If you were to survey articles that focus on the human rights situation in Laos, you’ll be hard pressed to find one that does not reference the “disappearance” of Sombath Somphone, an internationally acclaimed civil society leader who was kidnapped from the streets of Vientiane in late 2012. Leaked CCTV footage shows him being stopped by the police before being taken to a police outpost nearby. Then, a jeep pulls up and two men kidnap him, and someone else drives his car away. He hasn’t been seen since.
The ruling Communist Party claims it launched an investigation, but has released few convincing details about its progress. The government has also refused to admit any responsibility. Based on the evidence we have so far, few serious observers would deny that the most likely scenario is that Sombath was abducted, rather than simply disappearing, despite the fact that the latter continues to be the characterization used.
Beyond this case, however, the broader human rights situation in Laos seems to be getting bleaker. One area in which this is evident is the Party’s effort to destroy the country’s civil society organizations (CSOs). Laos’ CSOs were already under threat after Sombath’s disappearance, an event that had a clichéd “chilling effect” on those who beforehand had been busy trying to forge a robust civil-society.Enjoying this article? Click here to subscribe for full access. Just $5 a month.
Last August, the Party finalized the terms of the new Decree on Associations No. 238, which replaced a 2009 decree. The new decree came into effect November 15, and though it is still early days, I hear from sources that it is already having its desired effect. Radio Free Asia, on January 24, reported as much, outlining what the new decree requires of CSOs:
Among the restrictions in the new decree are articles requiring the government to approve the establishment of CSOs; greenlight their projects and acceptance of donations; review their assets; and provide advice and assistance to ensure their operations are in line with party policy, the law, and government regulations.
In the past, CSOs would only have to provide the Party with mere summaries of their activities and funding. Now, if they want to get funding this will have to be approved by the Party, as will their detailed plans. In short, not only will this bog down funding in the Lao bureaucracy, it will likely deter some donors, particularly foreign donors, from providing money to the local CSOs.
One article of the new decree even restricts CSOs from “abusing the rights to freedom.” Meanwhile, all these restrictions will be monitored by the Ministry of Home Affairs, currently run by Khamman Sounvileuth. If the Ministry thinks a CSO has broken any of these rules, it can be “disciplined.” Exactly how remains uncertain, though the likely result will be its closure. Indeed, the new decree even makes it the “duty” of CSOs to follow Party policy.
It is clear that the Party has long viewed these CSOs as a threat. Former State President and Party General Secretary Choummaly Sayasone typified the Party response when, in 2013, he told ministers to repress the organizations as “they could destroy our country through nonviolent means.” This comment can only be read as an admission the Party considers civil society a threat: indeed, a threat that could conceivably toppled the Communists after decades in power.
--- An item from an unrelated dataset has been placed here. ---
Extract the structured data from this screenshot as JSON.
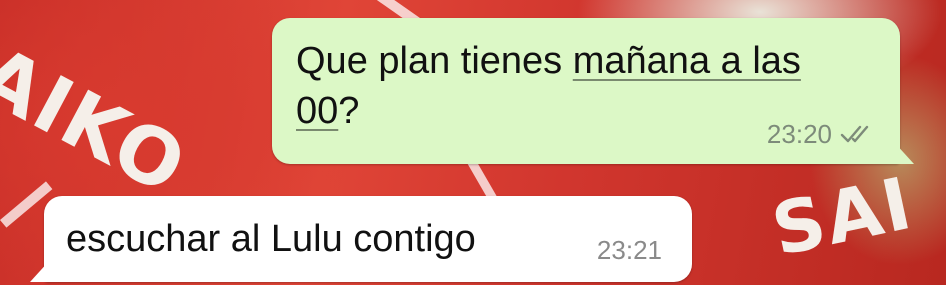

Radio Free Asia, paraphrasing a local CSO representative, put it that the decree will have the effect of “regulating the groups out of existence.” There is no doubt this is the Party’s intention, though it is far from the first to have contemplated such moves. Neighboring Cambodia has perfected the art of justifying repression through claims of bureaucratic progress. Developing the taxation system was the line spun for the Cambodia Daily’s demise last year, for example. Indeed, it is now difficult to find one authoritarian nation that is not using legal and bureaucratic reforms to repress nonstate voices.
But while Cambodia’s latest crackdown has generated the necessary opprobrium from the international community, events in Laos have fallen on deaf ears, relatively speaking. Though there are occasionally issued public statements by Western governments, the gradually declining interest in Sombath Somphone’s case over the years is also evident, which is unfortunate since this is the very attention required to hold Laos’ feet to the fire.
This is a sad reality that some Lao activists I have spoken to also acknowledge, and it is perhaps something that the government also understands. The unfortunate truth that follows from this, then, is that the Party’s latest attack on civil society will pass by largely unnoticed by most of the world and may even succeed.